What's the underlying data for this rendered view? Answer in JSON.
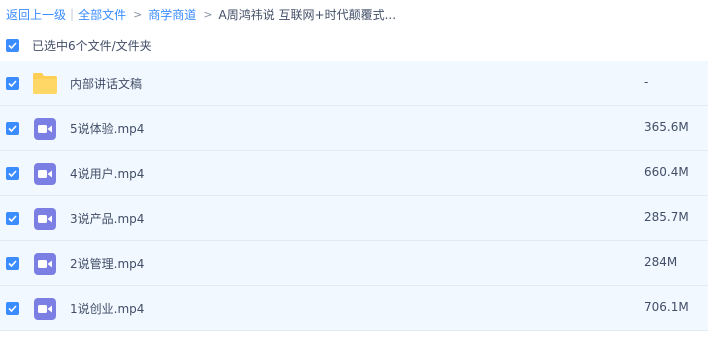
{
  "breadcrumb": {
    "back": "返回上一级",
    "all_files": "全部文件",
    "folder1": "商学商道",
    "current": "A周鸿祎说 互联网+时代颠覆式..."
  },
  "selection": {
    "label": "已选中6个文件/文件夹"
  },
  "files": [
    {
      "name": "内部讲话文稿",
      "size": "-",
      "type": "folder"
    },
    {
      "name": "5说体验.mp4",
      "size": "365.6M",
      "type": "video"
    },
    {
      "name": "4说用户.mp4",
      "size": "660.4M",
      "type": "video"
    },
    {
      "name": "3说产品.mp4",
      "size": "285.7M",
      "type": "video"
    },
    {
      "name": "2说管理.mp4",
      "size": "284M",
      "type": "video"
    },
    {
      "name": "1说创业.mp4",
      "size": "706.1M",
      "type": "video"
    }
  ],
  "colors": {
    "accent": "#3b8cff",
    "row_bg": "#f1f8ff",
    "video_icon": "#7b7fe3",
    "folder_icon": "#ffce54"
  },
  "icons": {
    "checkbox": "check-icon",
    "folder": "folder-icon",
    "video": "video-icon"
  }
}
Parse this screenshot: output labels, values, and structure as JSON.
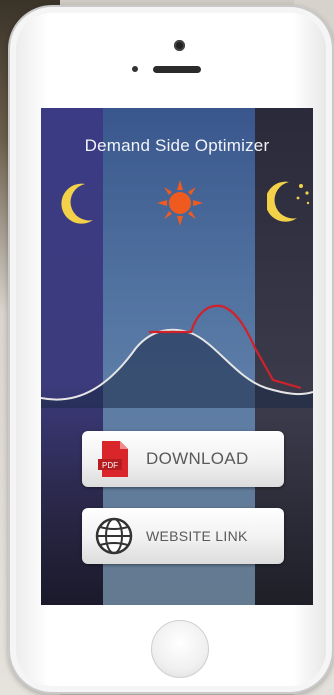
{
  "app": {
    "title": "Demand Side Optimizer"
  },
  "icons": {
    "left": "crescent-moon",
    "center": "sun",
    "right": "crescent-moon-with-stars"
  },
  "chart": {
    "demand_curve_color": "#e6e6e6",
    "optimized_curve_color": "#d0222b"
  },
  "buttons": {
    "download": {
      "label": "DOWNLOAD",
      "icon": "pdf-icon"
    },
    "website": {
      "label": "WEBSITE LINK",
      "icon": "globe-icon"
    }
  },
  "colors": {
    "moon": "#f3d24a",
    "sun": "#ef5a1f",
    "pdf": "#d9262b",
    "button_text": "#5a5a5a"
  }
}
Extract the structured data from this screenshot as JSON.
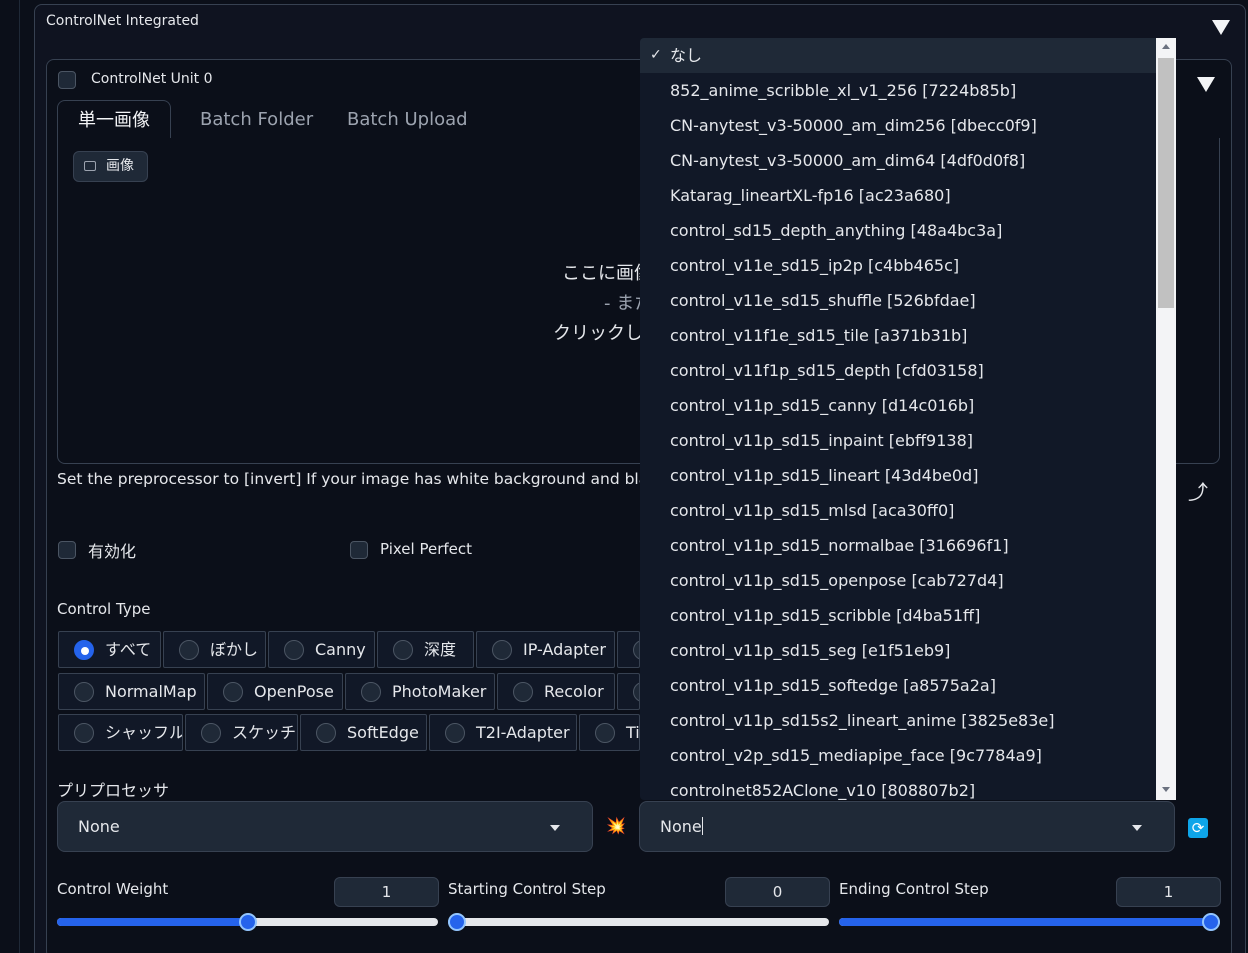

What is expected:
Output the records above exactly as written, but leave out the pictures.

Solution for this problem:
What's the underlying data for this rendered view? Answer in JSON.
{
  "breadcrumb": {
    "back": "返回上一级",
    "all_files": "全部文件",
    "folder1": "商学商道",
    "current": "A周鸿祎说 互联网+时代颠覆式..."
  },
  "selection": {
    "label": "已选中6个文件/文件夹"
  },
  "files": [
    {
      "name": "内部讲话文稿",
      "size": "-",
      "type": "folder"
    },
    {
      "name": "5说体验.mp4",
      "size": "365.6M",
      "type": "video"
    },
    {
      "name": "4说用户.mp4",
      "size": "660.4M",
      "type": "video"
    },
    {
      "name": "3说产品.mp4",
      "size": "285.7M",
      "type": "video"
    },
    {
      "name": "2说管理.mp4",
      "size": "284M",
      "type": "video"
    },
    {
      "name": "1说创业.mp4",
      "size": "706.1M",
      "type": "video"
    }
  ],
  "colors": {
    "accent": "#3b8cff",
    "row_bg": "#f1f8ff",
    "video_icon": "#7b7fe3",
    "folder_icon": "#ffce54"
  },
  "icons": {
    "checkbox": "check-icon",
    "folder": "folder-icon",
    "video": "video-icon"
  }
}
Parse this screenshot: output labels, values, and structure as JSON.
{
  "app": {
    "title": "Demand Side Optimizer"
  },
  "icons": {
    "left": "crescent-moon",
    "center": "sun",
    "right": "crescent-moon-with-stars"
  },
  "chart": {
    "demand_curve_color": "#e6e6e6",
    "optimized_curve_color": "#d0222b"
  },
  "buttons": {
    "download": {
      "label": "DOWNLOAD",
      "icon": "pdf-icon"
    },
    "website": {
      "label": "WEBSITE LINK",
      "icon": "globe-icon"
    }
  },
  "colors": {
    "moon": "#f3d24a",
    "sun": "#ef5a1f",
    "pdf": "#d9262b",
    "button_text": "#5a5a5a"
  }
}
Extract the structured data from this screenshot as JSON.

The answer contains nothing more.